A saxophone that beautiful, black, embossed in gold leaf, and whose bell seemed to radiate golden light, is made to produce the finest of music. For that, it should be in the hands of a master craftsman and tonight it was. In Ernie Watts, it couldn't have had a better conduit for communication with the audience.
Backed by The Living Room's house band of Jeremy Monteiro on piano, Belinda Moody on bass and Shawn Kelley on drums, seasoned professionals all, Watts set out his stall with three classics. The first, Jackie McClean's "Little Melony had barely begun when Watts took it by the scruff of the neck and stamped his personality on it in an extended solo, his right hand at intervals falling away from the keys like a gunfighter making to draw. Piano and bass dropped out to leave Watts duetting with drummer Shawn Kelley who warmed to the task. "Nostalgia in Times Square by Charles Mingus swung like the original Wednesday night prayer meeting and showcased the considerable talents of Melbourne bassist Belinda Moody, swinging like a bass trombone. The third interpretation was a full-on version of Wayne Shorter's "Pinocchio

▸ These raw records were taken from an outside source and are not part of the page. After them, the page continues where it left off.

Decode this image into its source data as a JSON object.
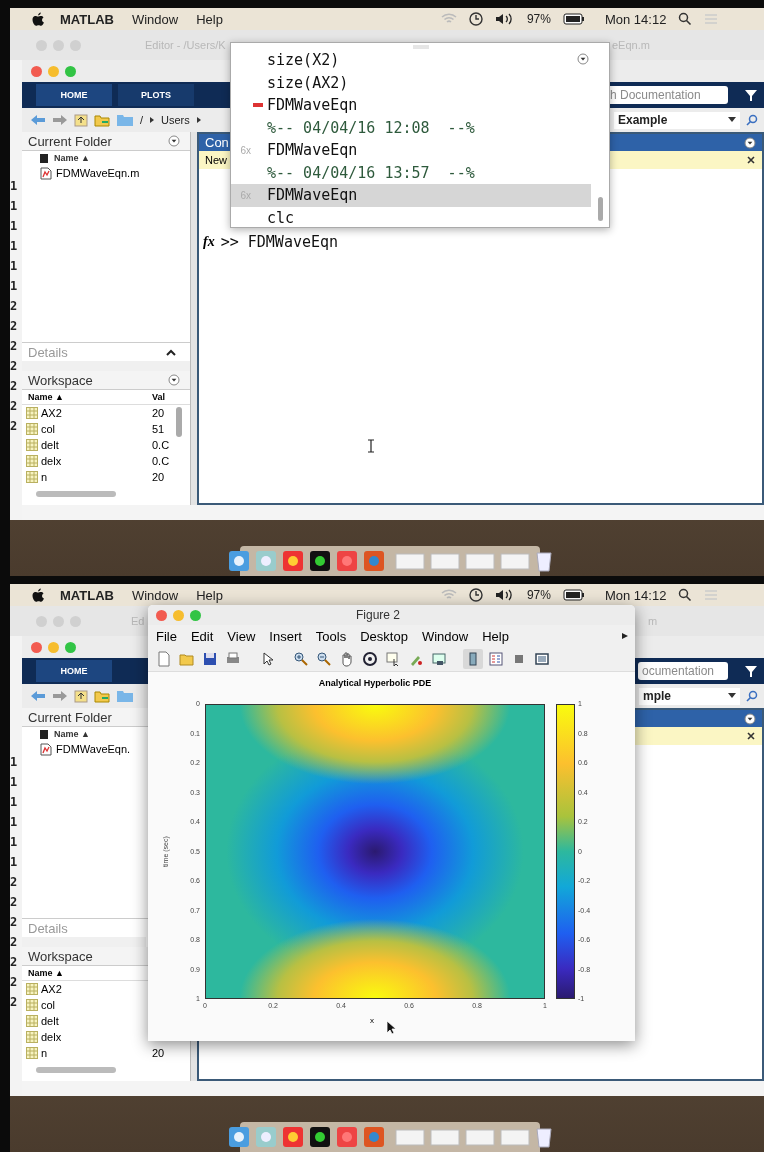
{
  "screens": [
    {
      "menubar": {
        "app": "MATLAB",
        "menus": [
          "Window",
          "Help"
        ],
        "battery": "97%",
        "clock": "Mon 14:12"
      },
      "editor_title": [
        "Editor - /Users/K",
        "eEqn.m"
      ],
      "gutter": [
        "1",
        "1",
        "1",
        "1",
        "1",
        "1",
        "2",
        "2",
        "2",
        "2",
        "2",
        "2",
        "2"
      ],
      "toolstrip": {
        "tabs": [
          {
            "label": "HOME",
            "selected": true
          },
          {
            "label": "PLOTS",
            "selected": false
          }
        ],
        "search": {
          "placeholder": "h Documentation"
        }
      },
      "address": {
        "path": [
          "/",
          "Users"
        ],
        "folder": "Example"
      },
      "current_folder": {
        "title": "Current Folder",
        "column": "Name ▲",
        "files": [
          "FDMWaveEqn.m"
        ]
      },
      "details": "Details",
      "workspace": {
        "title": "Workspace",
        "columns": [
          "Name ▲",
          "Val"
        ],
        "rows": [
          {
            "name": "AX2",
            "value": "20"
          },
          {
            "name": "col",
            "value": "51"
          },
          {
            "name": "delt",
            "value": "0.C"
          },
          {
            "name": "delx",
            "value": "0.C"
          },
          {
            "name": "n",
            "value": "20"
          }
        ]
      },
      "command_window": {
        "title": "Con",
        "notice": "New",
        "fx": "fx",
        "prompt": ">>",
        "command": "FDMWaveEqn"
      },
      "history_popup": {
        "items": [
          {
            "kind": "command",
            "text": "size(X2)",
            "selected": false
          },
          {
            "kind": "command",
            "text": "size(AX2)",
            "selected": false
          },
          {
            "kind": "error",
            "text": "FDMWaveEqn",
            "selected": false
          },
          {
            "kind": "session",
            "text": "%-- 04/04/16 12:08  --%",
            "selected": false
          },
          {
            "kind": "command",
            "count": "6x",
            "text": "FDMWaveEqn",
            "selected": false
          },
          {
            "kind": "session",
            "text": "%-- 04/04/16 13:57  --%",
            "selected": false
          },
          {
            "kind": "command",
            "count": "6x",
            "text": "FDMWaveEqn",
            "selected": true
          },
          {
            "kind": "command",
            "text": "clc",
            "selected": false
          }
        ]
      }
    },
    {
      "menubar": {
        "app": "MATLAB",
        "menus": [
          "Window",
          "Help"
        ],
        "battery": "97%",
        "clock": "Mon 14:12"
      },
      "editor_title": [
        "Ed",
        "m"
      ],
      "gutter": [
        "1",
        "1",
        "1",
        "1",
        "1",
        "1",
        "2",
        "2",
        "2",
        "2",
        "2",
        "2",
        "2"
      ],
      "toolstrip": {
        "tabs": [
          {
            "label": "HOME",
            "selected": true
          }
        ],
        "search": {
          "placeholder": "ocumentation"
        }
      },
      "address": {
        "folder": "mple"
      },
      "current_folder": {
        "title": "Current Folder",
        "column": "Name ▲",
        "files": [
          "FDMWaveEqn."
        ]
      },
      "details": "Details",
      "workspace": {
        "title": "Workspace",
        "columns": [
          "Name ▲"
        ],
        "rows": [
          {
            "name": "AX2"
          },
          {
            "name": "col"
          },
          {
            "name": "delt"
          },
          {
            "name": "delx"
          },
          {
            "name": "n",
            "value": "20"
          }
        ]
      },
      "figure": {
        "title": "Figure 2",
        "menus": [
          "File",
          "Edit",
          "View",
          "Insert",
          "Tools",
          "Desktop",
          "Window",
          "Help"
        ],
        "toolbar": [
          {
            "kind": "new",
            "on": false
          },
          {
            "kind": "open",
            "on": false
          },
          {
            "kind": "save",
            "on": false
          },
          {
            "kind": "print",
            "on": false
          },
          {
            "kind": "pointer",
            "on": false
          },
          {
            "kind": "zoomin",
            "on": false
          },
          {
            "kind": "zoomout",
            "on": false
          },
          {
            "kind": "pan",
            "on": false
          },
          {
            "kind": "rotate",
            "on": false
          },
          {
            "kind": "cursor",
            "on": false
          },
          {
            "kind": "brush",
            "on": false
          },
          {
            "kind": "link",
            "on": false
          },
          {
            "kind": "colorbar",
            "on": true
          },
          {
            "kind": "legend",
            "on": false
          },
          {
            "kind": "hide",
            "on": false
          },
          {
            "kind": "show",
            "on": false
          }
        ],
        "axes": {
          "title": "Analytical Hyperbolic PDE",
          "xlabel": "x",
          "ylabel": "time (sec)",
          "xticks": [
            "0",
            "0.2",
            "0.4",
            "0.6",
            "0.8",
            "1"
          ],
          "yticks": [
            "0",
            "0.1",
            "0.2",
            "0.3",
            "0.4",
            "0.5",
            "0.6",
            "0.7",
            "0.8",
            "0.9",
            "1"
          ]
        },
        "colorbar": {
          "ticks": [
            "1",
            "0.8",
            "0.6",
            "0.4",
            "0.2",
            "0",
            "-0.2",
            "-0.4",
            "-0.6",
            "-0.8",
            "-1"
          ]
        }
      }
    }
  ]
}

The first set was closed with Watt's "Bubala, a three-part suite from his album Spirit Song (Flying Dolphin Records, 2005) - dedicated to Watt's wife Patricia who was sat at the front, thus the onus was on the musicians to pull out all the stops. They all graduated with honors after a marathon, thirty-five minute improvisation, which was never less than absorbing. For the first part, piano, bass and drums created an infectious groove over which Watts soloed intensely. The second section of the suite saw Moody, Watts and outstanding pianist Monteiro in more reflective, bluesy mood, whilst the final part was a Coltrane-esque cry, in which all the musicians were flying, Shawn Kelley providing the fulcrum for this colossal carousel of sound. It was as exhilarating to watch as it was to listen to.
After a brief interval, the band tore into two Watts numbers, "ASFEW , with Watts and Monteiro alternating solos and the lovely "Spirit Song. The latter song started with Watts on a cedar flute, playing an Irish-sounding lament, but this was no dirge and the song blossomed, containing some of Watts' most uplifting and free blowing of the evening, with a nod to "A Love Supreme. Another very fine Moody solo led into the haunting reprise on flute once again - a wonderful song.
Victor Feldman's "Joshua, Thelonius Monk's "Round Midnight and Watt's latin-tinged "Reaching Up concluded a splendid, powerful set which earned Jeremy Monteiro, Belinda Moody, Shawn Kelley and Ernie Watts a standing ovation. Thoroughly satisfying.